San Miguel Corporation (SMC) is increasing its efforts to help manage the country’s solid waste and create more livelihood opportunities amidst the pandemic by buying up bigger volumes of plastic waste to fuel its cement manufacturing facilities. This latest initiative comes after a string of major sustainability efforts launched recently by the conglomerate that include discontinuing its plastic bottled water business, building the country’s first recycled plastics road, and spending a billion pesos to rid major river systems of garbage.
Northern Cement Corporation (NCC), an affiliate of SMC, is capable of consuming up to 1.5 million tons of plastic waste per year. It has been using a technology that safely converts plastic waste to energy on a smaller scale but now plans to expand and ramp up its use of plastic wastes for energy following the completion of its materials handling facility in Pangasinan. It is now targeting to reduce the use of traditional fuel by up to 50% and substitute with plastics waste. Its new facility allows it to safely collect and store plastic waste at scale and safely convert waste into energy to reduce landfill waste, reduce dependence on fossil fuels and lower greenhouse gas emissions.
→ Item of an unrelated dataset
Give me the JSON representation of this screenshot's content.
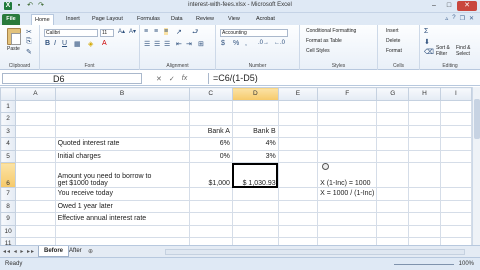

While NCC’s technology can allow for all types of plastics to be processed and converted to energy, the company is especially targeting plastic bottles, which account for a significant amount of total plastic waste in the world. In 2017, SMC discontinued its Purewater plastic bottled water business to demonstrate its commitment to greater sustainability.
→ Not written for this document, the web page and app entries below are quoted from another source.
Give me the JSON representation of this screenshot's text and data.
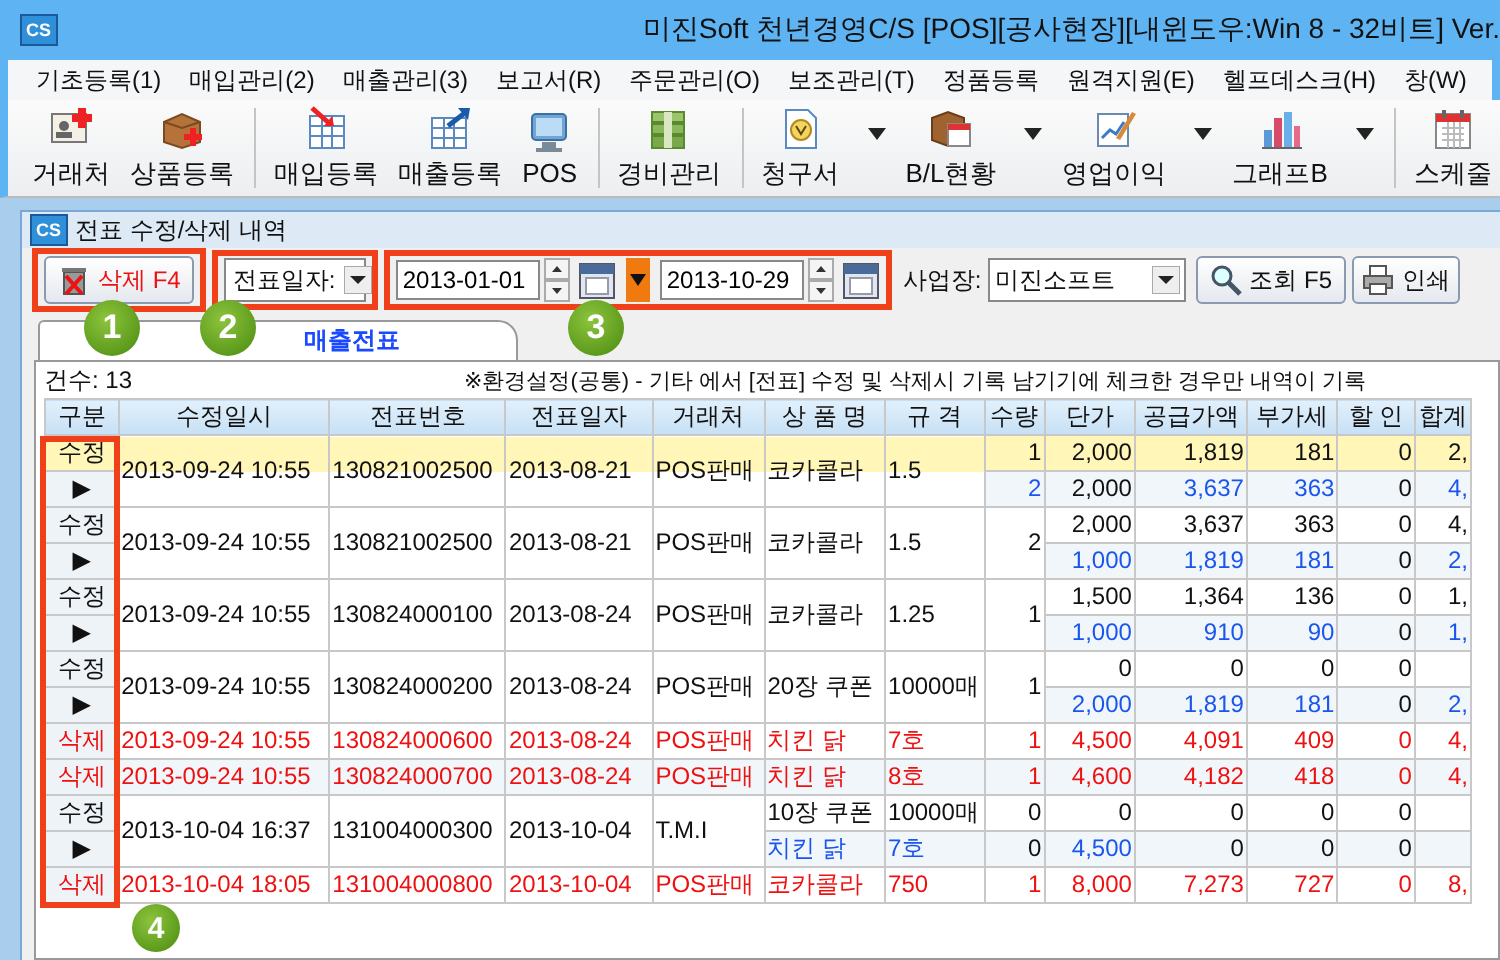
{
  "window": {
    "icon_label": "CS",
    "title": "미진Soft 천년경영C/S [POS][공사현장][내윈도우:Win 8 - 32비트] Ver."
  },
  "menu": [
    "기초등록(1)",
    "매입관리(2)",
    "매출관리(3)",
    "보고서(R)",
    "주문관리(O)",
    "보조관리(T)",
    "정품등록",
    "원격지원(E)",
    "헬프데스크(H)",
    "창(W)"
  ],
  "toolbar": [
    {
      "label": "거래처",
      "kind": "card",
      "dropdown": false,
      "separator_before": false
    },
    {
      "label": "상품등록",
      "kind": "box",
      "dropdown": false,
      "separator_before": false
    },
    {
      "label": "매입등록",
      "kind": "purchase",
      "dropdown": false,
      "separator_before": true
    },
    {
      "label": "매출등록",
      "kind": "sales",
      "dropdown": false,
      "separator_before": false
    },
    {
      "label": "POS",
      "kind": "pos",
      "dropdown": false,
      "separator_before": false
    },
    {
      "label": "경비관리",
      "kind": "expense",
      "dropdown": false,
      "separator_before": true
    },
    {
      "label": "청구서",
      "kind": "invoice",
      "dropdown": true,
      "separator_before": true
    },
    {
      "label": "B/L현황",
      "kind": "shipment",
      "dropdown": true,
      "separator_before": false
    },
    {
      "label": "영업이익",
      "kind": "profit",
      "dropdown": true,
      "separator_before": false
    },
    {
      "label": "그래프B",
      "kind": "graph",
      "dropdown": true,
      "separator_before": false
    },
    {
      "label": "스케줄",
      "kind": "schedule",
      "dropdown": false,
      "separator_before": true
    }
  ],
  "child_window": {
    "icon_label": "CS",
    "title": "전표 수정/삭제 내역"
  },
  "filters": {
    "delete_button": "삭제 F4",
    "date_type": "전표일자:",
    "date_from": "2013-01-01",
    "date_to": "2013-10-29",
    "site_label": "사업장:",
    "site": "미진소프트",
    "search_button": "조회 F5",
    "print_button": "인쇄"
  },
  "tabs": [
    {
      "label": "매출전표",
      "selected": true
    }
  ],
  "count": "건수: 13",
  "note": "※환경설정(공통) - 기타 에서 [전표] 수정 및 삭제시 기록 남기기에 체크한 경우만 내역이 기록",
  "table": {
    "columns": [
      "구분",
      "수정일시",
      "전표번호",
      "전표일자",
      "거래처",
      "상 품 명",
      "규 격",
      "수량",
      "단가",
      "공급가액",
      "부가세",
      "할 인",
      "합계"
    ],
    "groups": [
      {
        "kind": "edit",
        "selected": true,
        "lines": [
          [
            "수정",
            {
              "text": "2013-09-24 10:55",
              "merged": true
            },
            {
              "text": "130821002500",
              "merged": true
            },
            {
              "text": "2013-08-21",
              "merged": true
            },
            {
              "text": "POS판매",
              "merged": true
            },
            {
              "text": "코카콜라",
              "merged": true
            },
            {
              "text": "1.5",
              "merged": true
            },
            "1",
            "2,000",
            "1,819",
            "181",
            "0",
            "2,"
          ],
          [
            "▶",
            {
              "text": "2",
              "changed": true
            },
            "2,000",
            {
              "text": "3,637",
              "changed": true
            },
            {
              "text": "363",
              "changed": true
            },
            "0",
            {
              "text": "4,",
              "changed": true
            }
          ]
        ]
      },
      {
        "kind": "edit",
        "selected": false,
        "lines": [
          [
            "수정",
            {
              "text": "2013-09-24 10:55",
              "merged": true
            },
            {
              "text": "130821002500",
              "merged": true
            },
            {
              "text": "2013-08-21",
              "merged": true
            },
            {
              "text": "POS판매",
              "merged": true
            },
            {
              "text": "코카콜라",
              "merged": true
            },
            {
              "text": "1.5",
              "merged": true
            },
            {
              "text": "2",
              "merged": true
            },
            "2,000",
            "3,637",
            "363",
            "0",
            "4,"
          ],
          [
            "▶",
            {
              "text": "1,000",
              "changed": true
            },
            {
              "text": "1,819",
              "changed": true
            },
            {
              "text": "181",
              "changed": true
            },
            "0",
            {
              "text": "2,",
              "changed": true
            }
          ]
        ]
      },
      {
        "kind": "edit",
        "selected": false,
        "lines": [
          [
            "수정",
            {
              "text": "2013-09-24 10:55",
              "merged": true
            },
            {
              "text": "130824000100",
              "merged": true
            },
            {
              "text": "2013-08-24",
              "merged": true
            },
            {
              "text": "POS판매",
              "merged": true
            },
            {
              "text": "코카콜라",
              "merged": true
            },
            {
              "text": "1.25",
              "merged": true
            },
            {
              "text": "1",
              "merged": true
            },
            "1,500",
            "1,364",
            "136",
            "0",
            "1,"
          ],
          [
            "▶",
            {
              "text": "1,000",
              "changed": true
            },
            {
              "text": "910",
              "changed": true
            },
            {
              "text": "90",
              "changed": true
            },
            "0",
            {
              "text": "1,",
              "changed": true
            }
          ]
        ]
      },
      {
        "kind": "edit",
        "selected": false,
        "lines": [
          [
            "수정",
            {
              "text": "2013-09-24 10:55",
              "merged": true
            },
            {
              "text": "130824000200",
              "merged": true
            },
            {
              "text": "2013-08-24",
              "merged": true
            },
            {
              "text": "POS판매",
              "merged": true
            },
            {
              "text": "20장 쿠폰",
              "merged": true
            },
            {
              "text": "10000매",
              "merged": true
            },
            {
              "text": "1",
              "merged": true
            },
            "0",
            "0",
            "0",
            "0",
            {
              "kind": "blank"
            }
          ],
          [
            "▶",
            {
              "text": "2,000",
              "changed": true
            },
            {
              "text": "1,819",
              "changed": true
            },
            {
              "text": "181",
              "changed": true
            },
            "0",
            {
              "text": "2,",
              "changed": true
            }
          ]
        ]
      },
      {
        "kind": "delete",
        "selected": false,
        "lines": [
          [
            "삭제",
            "2013-09-24 10:55",
            "130824000600",
            "2013-08-24",
            "POS판매",
            "치킨 닭",
            "7호",
            "1",
            "4,500",
            "4,091",
            "409",
            "0",
            "4,"
          ]
        ]
      },
      {
        "kind": "delete",
        "selected": false,
        "lines": [
          [
            "삭제",
            "2013-09-24 10:55",
            "130824000700",
            "2013-08-24",
            "POS판매",
            "치킨 닭",
            "8호",
            "1",
            "4,600",
            "4,182",
            "418",
            "0",
            "4,"
          ]
        ]
      },
      {
        "kind": "edit",
        "selected": false,
        "lines": [
          [
            "수정",
            {
              "text": "2013-10-04 16:37",
              "merged": true
            },
            {
              "text": "131004000300",
              "merged": true
            },
            {
              "text": "2013-10-04",
              "merged": true
            },
            {
              "text": "T.M.I",
              "merged": true
            },
            "10장 쿠폰",
            "10000매",
            "0",
            "0",
            "0",
            "0",
            "0",
            {
              "kind": "blank"
            }
          ],
          [
            "▶",
            {
              "text": "치킨 닭",
              "changed": true
            },
            {
              "text": "7호",
              "changed": true
            },
            "0",
            {
              "text": "4,500",
              "changed": true
            },
            "0",
            "0",
            "0",
            {
              "kind": "blank"
            }
          ]
        ]
      },
      {
        "kind": "delete",
        "selected": false,
        "lines": [
          [
            "삭제",
            "2013-10-04 18:05",
            "131004000800",
            "2013-10-04",
            "POS판매",
            "코카콜라",
            "750",
            "1",
            "8,000",
            "7,273",
            "727",
            "0",
            "8,"
          ]
        ]
      }
    ]
  },
  "callouts": [
    "1",
    "2",
    "3",
    "4"
  ]
}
Apart from discontinuing its plastic bottled water business, SMC has, in recent years, made major strides in helping fight solid waste pollution.
- In November 2019, it built the country’s first asphalt road made with recycled plastic wastes, at a company-owned logistics facility used by vehicles with heavy loads, as part of a pilot test to determine its long-term durability.
- Also in November 2019, it announced a partnership with a small, local firm, Philippine Bioresins Corporation, that has been developing and testing technology to create biodegradable plastics that meet government requirements for biodegradable materials. The firm was given an Environmental Verification Certificate by the Dept. of Science and Technology’s (DOST) Industrial Technology Development Institute, which confirmed that the biodegradable polypropylene it developed would be 64.6% degraded within two years–compared to only 4.5% within the same period for non-biodegradable plastics.
- In early 2020, SMC initiated a PHP 1 billion (USD 20.8 million) corporate social responsibility (CSR) project to clean up and dredge the entire 27-km length of the Tullahan-Tinajeros river system over the next five years. It has been removing some 600 tons of garbage from the Tullahan river on a daily basis. As of October 2020, the company has dredged some 48,000 metric tons of silt and garbage from the Tullahan river. The initiative is part of a much larger plan to mitigate flooding in Navotas, Malabon, Caloocan, Quezon City, and parts of Bulacan. The company is also set to dredge major river systems in Bulacan to help address flooding before it begins construction of its new Manila International Airport project.
- SMC is also planting some 190,000 mangroves in Central Luzon and Bulacan to protect coastal areas from tidal flooding and develop marine ecosystems.
(Source: San Miguel Corporation)